Therefore, “No agglutination” means a positive result, i.e., the woman is pregnant.
- If the urine sample does not contain HCG, then the antibodies in the antiserum “remain free.” Then if latex particles are added, an antigen-antibody reaction occurs, and the particles get agglutinated.
Urine (HCG absent) + Antiserum + Latex particles = Agglutination.
Therefore, “agglutination” means a negative result, i.e., the woman is not pregnant.
Hemagglutination Inhibition (HAI) Test (Prognostican test)
In this test, sheep’s RBCs coated with hCG are employed in place of latex particles. The test is done in a test tube, and observations are made after 2 hours. The principle is the same as LAI. A positive pregnancy test is indicated by the formation of a sharply demarcated brown ring at the bottom of the tube; the absence of the ring suggests a negative test.
One-step Immunoassay test
This test is based on combining monoclonal antibody-dye conjugate with polyclonal solid-phase antibodies to qualitatively detect hCG in the urine. A urine sample is applied to the test zone of the card or strip, and if it contains hCG, a pink-purple-colored band develops. A control is provided to check the potency of the test reagents. Several test kits under different proprietary names are available.
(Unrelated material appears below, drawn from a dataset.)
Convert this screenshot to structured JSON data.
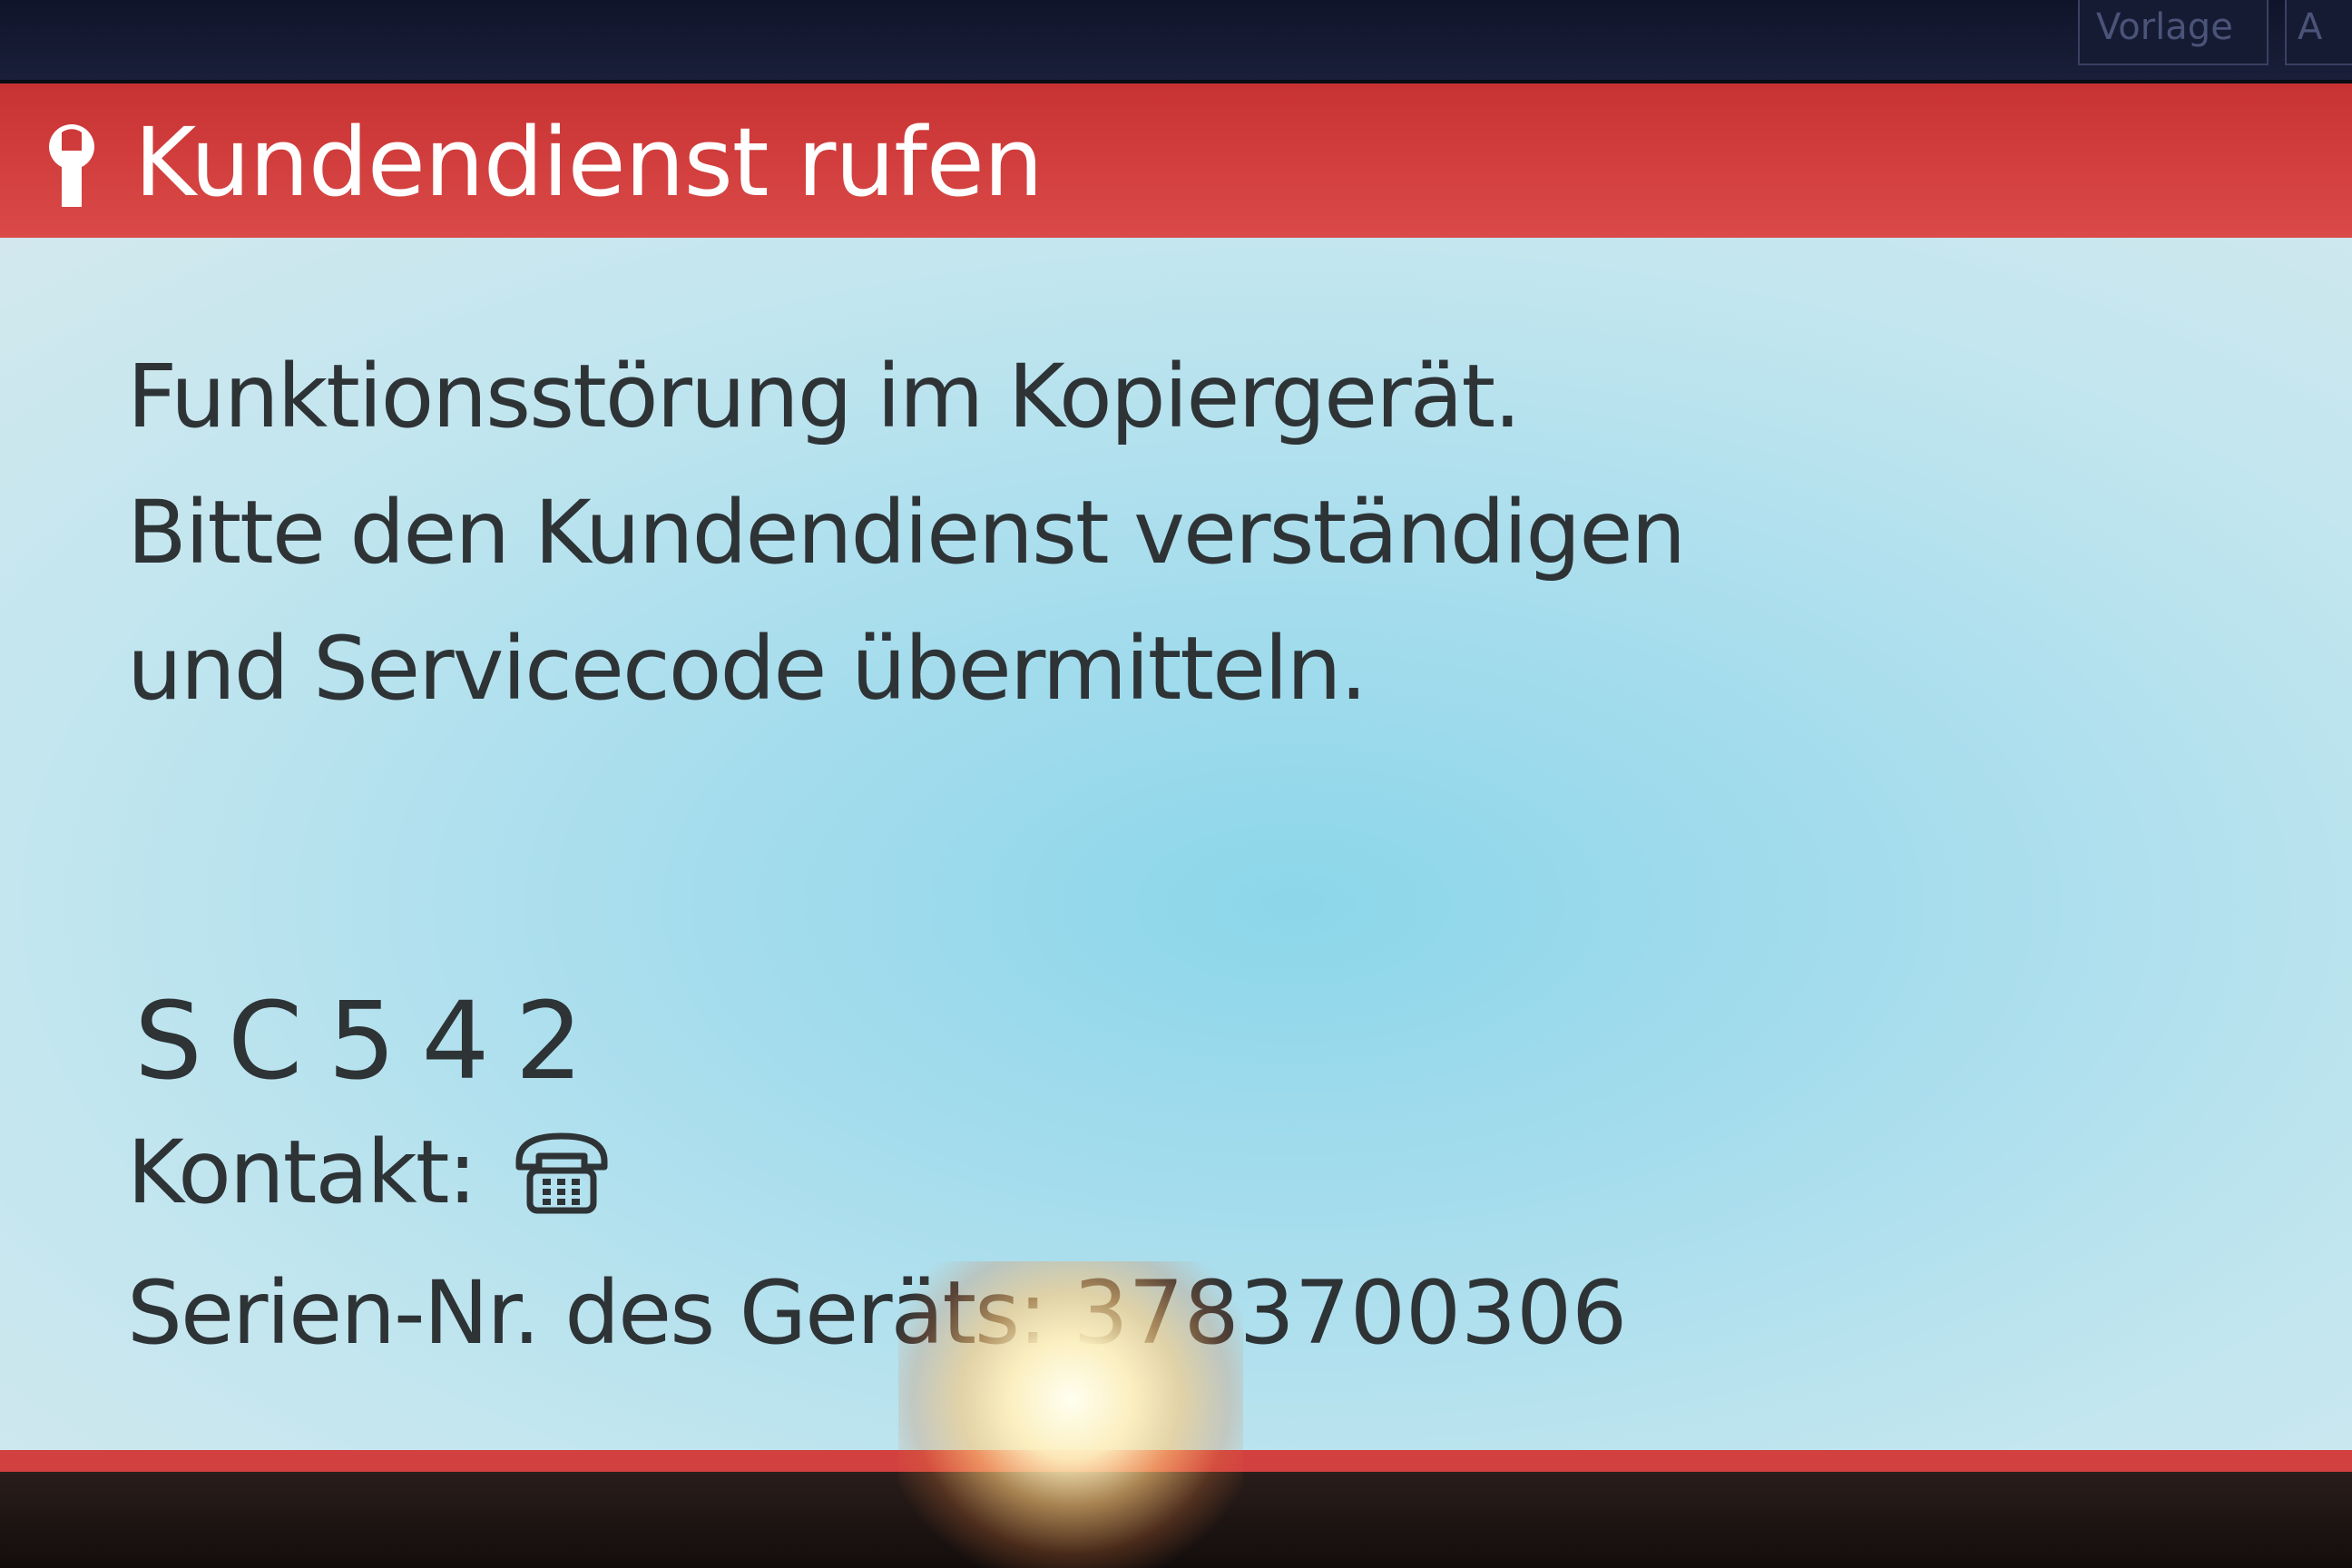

A urine pregnancy test can be performed at home or in a clinic. Depending on the test format, the test kit can be dipped into the urine (dipstick urine pregnancy kit), or urine is applied using an eyedropper in the sample window. Depending on the test format, a color change, the appearance of the test line, a symbol (like a plus or minus), or pregnant or non-pregnant words denote the test result.
Radioimmunoassay is a more sensitive pregnancy test method and can detect the presence of hCG in the serum as early as 7-10 days following fertilization.
HCG radiolabeled with iodine (iodine135) is treated with fixed amounts of antibodies and the urine/serum sample. RIA can detect as little as 0.003 IU/ml of the β subunit and 0.001 IU/ml of the α subunit of HCG in the urine or serum.
ELISA (Enzyme-linked immunosorbent Assay)
ELISA has been widely used to detect a variety of antigens and antibodies. The principle of the test is the same as that of RIA, except that an enzyme is used in place of a radioactive substance. The enzyme acts on the substrate to produce a blue color, a positive pregnancy test.
Although immunological pregnancy tests are sensitive and accurate, false-positive and false-negative results can occur.
False Positive Results
False positive pregnancy results (pregnancy test is positive, but the woman is not pregnant) may be obtained due to excessive protein or blood in the urine sample, at menopause, or at the time of ovulation due to increased secretion of luteinizing hormone (LH). Such results can also be seen at the beginning or with malignant tumors of the placenta in which hCG is produced from other sources like choriocarcinoma and hydatidiform mole. Thiazide diuretics, steroids, and thyroid drugs may affect the outcome of early pregnancy tests.
False Negative Results
False negative pregnancy results (pregnancy test is negative, but the woman is pregnant) may be seen when the concentration of hCG in urine or serum is very low or testing too soon, or due to an ectopic pregnancy.
Ultrasonography (ultrasound) is a real-time, non-invasive pregnancy detection method and the most reliable method of detecting pregnancy. Pulses of ultrasonic waves at high frequency are generated from a piezo-electrical crystal transducer that also acts as a receiver to detect waves reflected from various parts of the uterus. The echoes (reflected waves) are displayed on the ultrasound screen.
The gestational ring is evident as early as the 5th week of pregnancy, cardiac pulsations by the 10th week, and fetal movements by the 11th week. Ultrasonography is particularly useful in detecting fetal viability and position, site of the placenta, multiple pregnancies, amount of liquor present, fetal-maternal abnormalities, etc. The method is also used for the determination of the sex of the fetus.
References and further readings
- What is HCG? American Pregnancy Association (URL: https://americanpregnancy.org/getting-pregnant/hcg-levels/)